↓↓↓
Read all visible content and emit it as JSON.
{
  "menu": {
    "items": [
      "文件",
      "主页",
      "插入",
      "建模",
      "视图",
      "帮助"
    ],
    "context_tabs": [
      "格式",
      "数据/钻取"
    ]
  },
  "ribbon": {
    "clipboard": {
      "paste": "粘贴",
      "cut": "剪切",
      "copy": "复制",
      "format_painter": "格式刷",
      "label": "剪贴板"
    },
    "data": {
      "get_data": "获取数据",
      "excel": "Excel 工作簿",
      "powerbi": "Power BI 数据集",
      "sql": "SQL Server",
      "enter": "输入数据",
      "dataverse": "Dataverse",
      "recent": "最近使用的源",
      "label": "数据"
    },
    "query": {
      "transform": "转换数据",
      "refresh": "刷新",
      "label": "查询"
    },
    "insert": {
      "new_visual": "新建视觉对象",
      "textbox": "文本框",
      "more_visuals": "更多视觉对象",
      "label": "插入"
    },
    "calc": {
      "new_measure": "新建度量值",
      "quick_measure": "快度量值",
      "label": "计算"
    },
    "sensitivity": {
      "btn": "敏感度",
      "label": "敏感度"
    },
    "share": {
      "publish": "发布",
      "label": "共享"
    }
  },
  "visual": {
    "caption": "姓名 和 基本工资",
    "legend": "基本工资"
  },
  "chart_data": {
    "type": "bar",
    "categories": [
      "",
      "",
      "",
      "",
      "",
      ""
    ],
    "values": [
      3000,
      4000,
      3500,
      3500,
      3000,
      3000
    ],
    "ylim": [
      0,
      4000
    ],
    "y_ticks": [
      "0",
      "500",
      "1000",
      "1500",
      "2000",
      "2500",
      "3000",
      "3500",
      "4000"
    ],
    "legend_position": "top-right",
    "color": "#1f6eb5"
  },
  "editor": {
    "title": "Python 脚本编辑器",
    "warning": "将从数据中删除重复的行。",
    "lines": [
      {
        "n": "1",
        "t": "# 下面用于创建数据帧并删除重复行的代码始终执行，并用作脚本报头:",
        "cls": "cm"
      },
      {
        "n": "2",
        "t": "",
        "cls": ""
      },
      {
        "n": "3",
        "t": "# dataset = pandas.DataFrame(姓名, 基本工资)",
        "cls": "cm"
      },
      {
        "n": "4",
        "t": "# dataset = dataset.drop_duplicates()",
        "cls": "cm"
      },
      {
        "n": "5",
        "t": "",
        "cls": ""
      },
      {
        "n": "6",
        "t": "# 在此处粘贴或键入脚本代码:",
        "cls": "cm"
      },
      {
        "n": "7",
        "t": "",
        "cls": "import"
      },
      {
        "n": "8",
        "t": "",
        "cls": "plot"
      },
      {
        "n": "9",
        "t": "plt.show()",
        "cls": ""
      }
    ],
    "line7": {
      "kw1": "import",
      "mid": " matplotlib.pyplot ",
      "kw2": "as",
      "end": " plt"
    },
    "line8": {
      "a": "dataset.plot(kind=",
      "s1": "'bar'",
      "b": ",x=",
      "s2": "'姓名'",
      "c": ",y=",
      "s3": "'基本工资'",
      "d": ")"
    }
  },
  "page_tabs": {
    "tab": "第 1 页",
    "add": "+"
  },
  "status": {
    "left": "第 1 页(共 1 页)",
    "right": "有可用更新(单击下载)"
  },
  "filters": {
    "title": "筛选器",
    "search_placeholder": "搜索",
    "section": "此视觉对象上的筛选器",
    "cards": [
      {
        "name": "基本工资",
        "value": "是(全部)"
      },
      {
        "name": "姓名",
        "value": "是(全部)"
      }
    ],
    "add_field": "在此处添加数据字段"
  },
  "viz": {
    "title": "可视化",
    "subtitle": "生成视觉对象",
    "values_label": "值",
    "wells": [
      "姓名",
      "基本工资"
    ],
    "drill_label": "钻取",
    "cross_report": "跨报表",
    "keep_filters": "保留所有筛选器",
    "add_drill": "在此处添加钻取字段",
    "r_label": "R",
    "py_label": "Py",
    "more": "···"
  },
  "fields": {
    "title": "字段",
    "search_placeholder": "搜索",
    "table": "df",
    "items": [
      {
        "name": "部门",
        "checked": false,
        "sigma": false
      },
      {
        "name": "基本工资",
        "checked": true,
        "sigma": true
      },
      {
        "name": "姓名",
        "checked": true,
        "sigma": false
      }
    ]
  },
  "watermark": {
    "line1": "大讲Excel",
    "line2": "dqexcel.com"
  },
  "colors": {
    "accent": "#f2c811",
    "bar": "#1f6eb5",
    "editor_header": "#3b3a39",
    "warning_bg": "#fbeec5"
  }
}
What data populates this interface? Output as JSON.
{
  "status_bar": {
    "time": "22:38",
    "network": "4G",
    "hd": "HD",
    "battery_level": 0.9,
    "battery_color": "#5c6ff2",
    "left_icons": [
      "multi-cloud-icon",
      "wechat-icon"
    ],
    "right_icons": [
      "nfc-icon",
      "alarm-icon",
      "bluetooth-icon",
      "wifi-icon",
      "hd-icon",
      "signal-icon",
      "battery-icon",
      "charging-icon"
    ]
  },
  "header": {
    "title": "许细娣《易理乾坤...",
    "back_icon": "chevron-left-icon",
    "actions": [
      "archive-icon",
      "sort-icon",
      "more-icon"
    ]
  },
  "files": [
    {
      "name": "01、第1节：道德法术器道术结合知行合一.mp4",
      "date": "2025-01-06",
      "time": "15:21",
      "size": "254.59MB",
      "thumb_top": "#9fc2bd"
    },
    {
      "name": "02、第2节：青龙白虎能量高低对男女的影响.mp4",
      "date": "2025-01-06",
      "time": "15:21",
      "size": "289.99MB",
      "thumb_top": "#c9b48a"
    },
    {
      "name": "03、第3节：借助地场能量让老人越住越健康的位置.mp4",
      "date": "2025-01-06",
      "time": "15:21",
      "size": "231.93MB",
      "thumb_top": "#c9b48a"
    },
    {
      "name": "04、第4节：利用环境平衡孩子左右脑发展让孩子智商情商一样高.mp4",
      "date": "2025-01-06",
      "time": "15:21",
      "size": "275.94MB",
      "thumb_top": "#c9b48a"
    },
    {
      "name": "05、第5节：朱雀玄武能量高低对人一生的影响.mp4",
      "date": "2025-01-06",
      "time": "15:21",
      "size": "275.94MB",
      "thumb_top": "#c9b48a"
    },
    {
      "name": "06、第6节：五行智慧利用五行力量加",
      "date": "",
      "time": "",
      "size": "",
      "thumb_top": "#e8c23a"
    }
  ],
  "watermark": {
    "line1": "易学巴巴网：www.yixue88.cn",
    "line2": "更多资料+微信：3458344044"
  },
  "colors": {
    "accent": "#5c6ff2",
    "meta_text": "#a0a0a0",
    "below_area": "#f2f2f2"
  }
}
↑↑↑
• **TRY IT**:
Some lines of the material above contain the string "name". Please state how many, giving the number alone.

• **TASK SOLUTION**:
11